Every term, we have a new strategy to teach the children to use when problem solving in maths. Earlier in the year, we used trial and improvement, and then working systematically, taught through the use of NRich activities.  This term, our focus has been spotting patterns.

For many activities, the approach to recording a finished activity is obvious, as there is something to stick in their books, but the approach used is lost. I wanted a way to show how the children actually worked, and so I used the LearnPads to add to the recording process.  Our activity this week was Domino Sets, again from NRich, where the children had to spot patterns in the numbers on their dominoes, sort them and work out which, if any, were missing.  I could have given them photocopies of dominoes to sort and stick, but the children found it more meaningful to be given boxes and bags of real dominoes: especially when we discovered that some had what appeared to be full sets, some had fewer than 2 dominoes in, and some bags had remnants of 5 sets mixed up together! The joys of getting out resources before the lesson without having checked each pack indiviually! However, this provided an instant differentiation – the more logically thinking children were given the mixed up bags and asked to try and create a full set, whereas the less confident were given those sets which were almost complete.

The children had great fun sorting the dominoes, some choosing to just move them around on the table, others getting whiteboards and making lists and jottings to help them.

Once they had formed what they believed to be a complete set of dominoes (or as close as they could get), the children then used the Annotate app on the LearnPads to take a photo of their set and annotate it to show the process they used to sort their dominoes. These were then handed in and printed out as evidence (The new ClassCloud layout has made this process far simpler and much quicker to get the work from the LearnPads and into the children’s books).  The quality of explanations varied massively, and was excellent evidence to show just how well the children understood how they had reached their conclusion – was there a system or just good luck?!  Thinking back to the lesson now, I would also get the children to make a short video explaining what they did – handing in and uploading to somewhere like Dropbox would mean the children would have a QR code to stick in their books and show their parents at the end of the year (I am kicking myself now that I didn’t think of this yesterday!).

I have used the LearnPads many, many times in my lessons, but never before in this way.

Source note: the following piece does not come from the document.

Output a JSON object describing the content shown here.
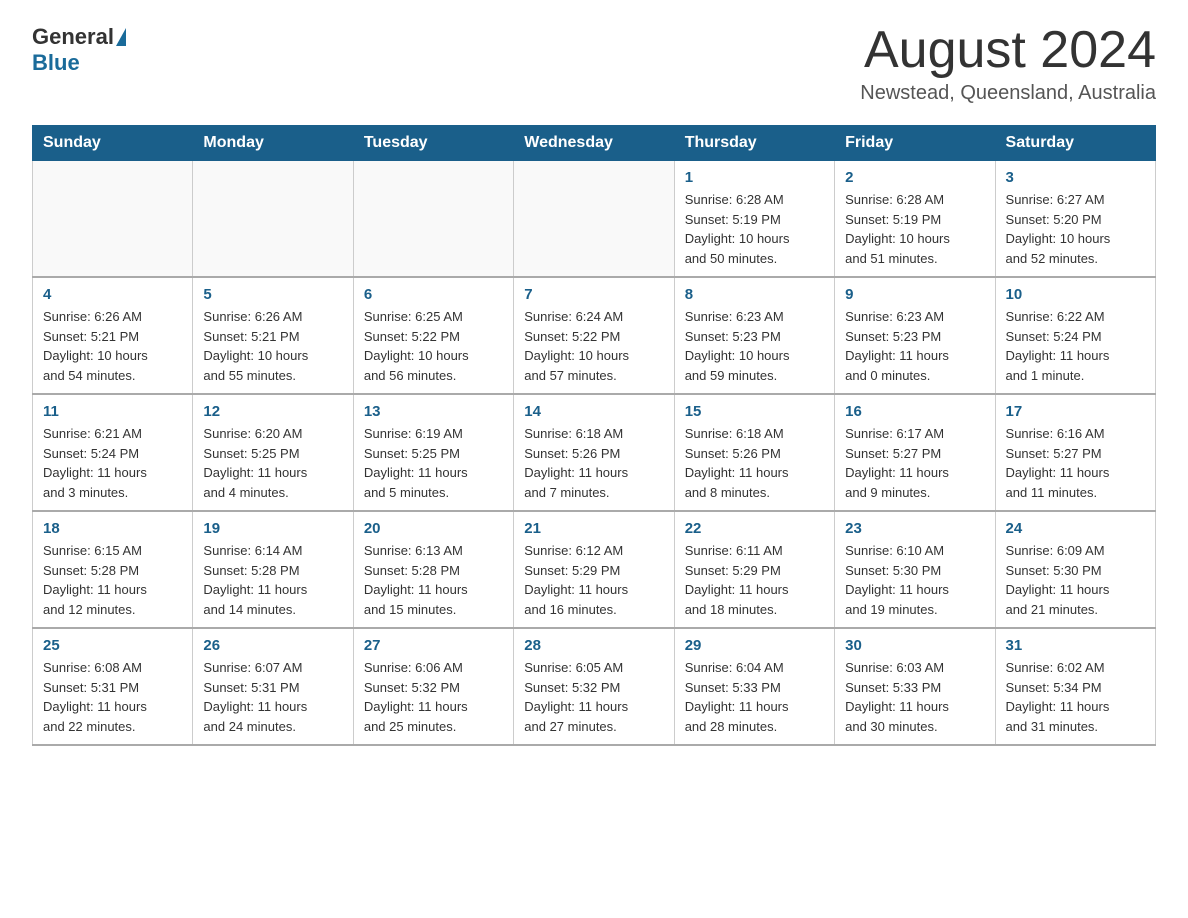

Such a simple activity has provided some great evidence and gave the children real motivation to make sure they understood how they had solved their problem.  Annotate will definitely be making more appearances in my maths lessons from now on!